#### [Problem]
Each record below needs to be copied out exactly as it stands.

#### [Input material]
'''

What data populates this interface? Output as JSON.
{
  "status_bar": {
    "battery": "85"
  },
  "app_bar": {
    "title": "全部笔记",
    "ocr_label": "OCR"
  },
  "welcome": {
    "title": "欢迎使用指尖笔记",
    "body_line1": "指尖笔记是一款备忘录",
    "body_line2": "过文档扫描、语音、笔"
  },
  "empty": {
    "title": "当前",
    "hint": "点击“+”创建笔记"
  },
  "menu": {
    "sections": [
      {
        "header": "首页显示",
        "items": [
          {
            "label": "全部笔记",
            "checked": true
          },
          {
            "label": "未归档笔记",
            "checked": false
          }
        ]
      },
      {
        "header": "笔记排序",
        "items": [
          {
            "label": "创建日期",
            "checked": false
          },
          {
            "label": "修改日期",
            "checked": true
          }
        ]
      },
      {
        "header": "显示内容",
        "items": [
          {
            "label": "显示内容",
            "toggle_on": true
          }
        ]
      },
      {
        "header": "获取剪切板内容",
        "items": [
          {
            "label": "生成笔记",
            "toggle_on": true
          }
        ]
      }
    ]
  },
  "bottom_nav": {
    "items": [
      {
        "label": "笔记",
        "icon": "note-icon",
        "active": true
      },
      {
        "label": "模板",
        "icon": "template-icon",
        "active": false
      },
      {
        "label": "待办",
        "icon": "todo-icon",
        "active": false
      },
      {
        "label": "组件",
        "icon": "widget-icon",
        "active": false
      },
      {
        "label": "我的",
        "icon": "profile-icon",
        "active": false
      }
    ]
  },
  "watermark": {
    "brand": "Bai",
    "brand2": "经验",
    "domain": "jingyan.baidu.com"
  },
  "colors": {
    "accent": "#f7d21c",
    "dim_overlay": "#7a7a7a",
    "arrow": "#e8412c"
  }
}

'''

#### [Exercise output]
What data populates this interface? Output as JSON.
{
  "status_bar": {
    "battery": "85"
  },
  "app_bar": {
    "title": "全部笔记",
    "ocr_label": "OCR"
  },
  "welcome": {
    "title": "欢迎使用指尖笔记",
    "body_line1": "指尖笔记是一款备忘录",
    "body_line2": "过文档扫描、语音、笔"
  },
  "empty": {
    "title": "当前",
    "hint": "点击“+”创建笔记"
  },
  "menu": {
    "sections": [
      {
        "header": "首页显示",
        "items": [
          {
            "label": "全部笔记",
            "checked": true
          },
          {
            "label": "未归档笔记",
            "checked": false
          }
        ]
      },
      {
        "header": "笔记排序",
        "items": [
          {
            "label": "创建日期",
            "checked": false
          },
          {
            "label": "修改日期",
            "checked": true
          }
        ]
      },
      {
        "header": "显示内容",
        "items": [
          {
            "label": "显示内容",
            "toggle_on": true
          }
        ]
      },
      {
        "header": "获取剪切板内容",
        "items": [
          {
            "label": "生成笔记",
            "toggle_on": true
          }
        ]
      }
    ]
  },
  "bottom_nav": {
    "items": [
      {
        "label": "笔记",
        "icon": "note-icon",
        "active": true
      },
      {
        "label": "模板",
        "icon": "template-icon",
        "active": false
      },
      {
        "label": "待办",
        "icon": "todo-icon",
        "active": false
      },
      {
        "label": "组件",
        "icon": "widget-icon",
        "active": false
      },
      {
        "label": "我的",
        "icon": "profile-icon",
        "active": false
      }
    ]
  },
  "watermark": {
    "brand": "Bai",
    "brand2": "经验",
    "domain": "jingyan.baidu.com"
  },
  "colors": {
    "accent": "#f7d21c",
    "dim_overlay": "#7a7a7a",
    "arrow": "#e8412c"
  }
}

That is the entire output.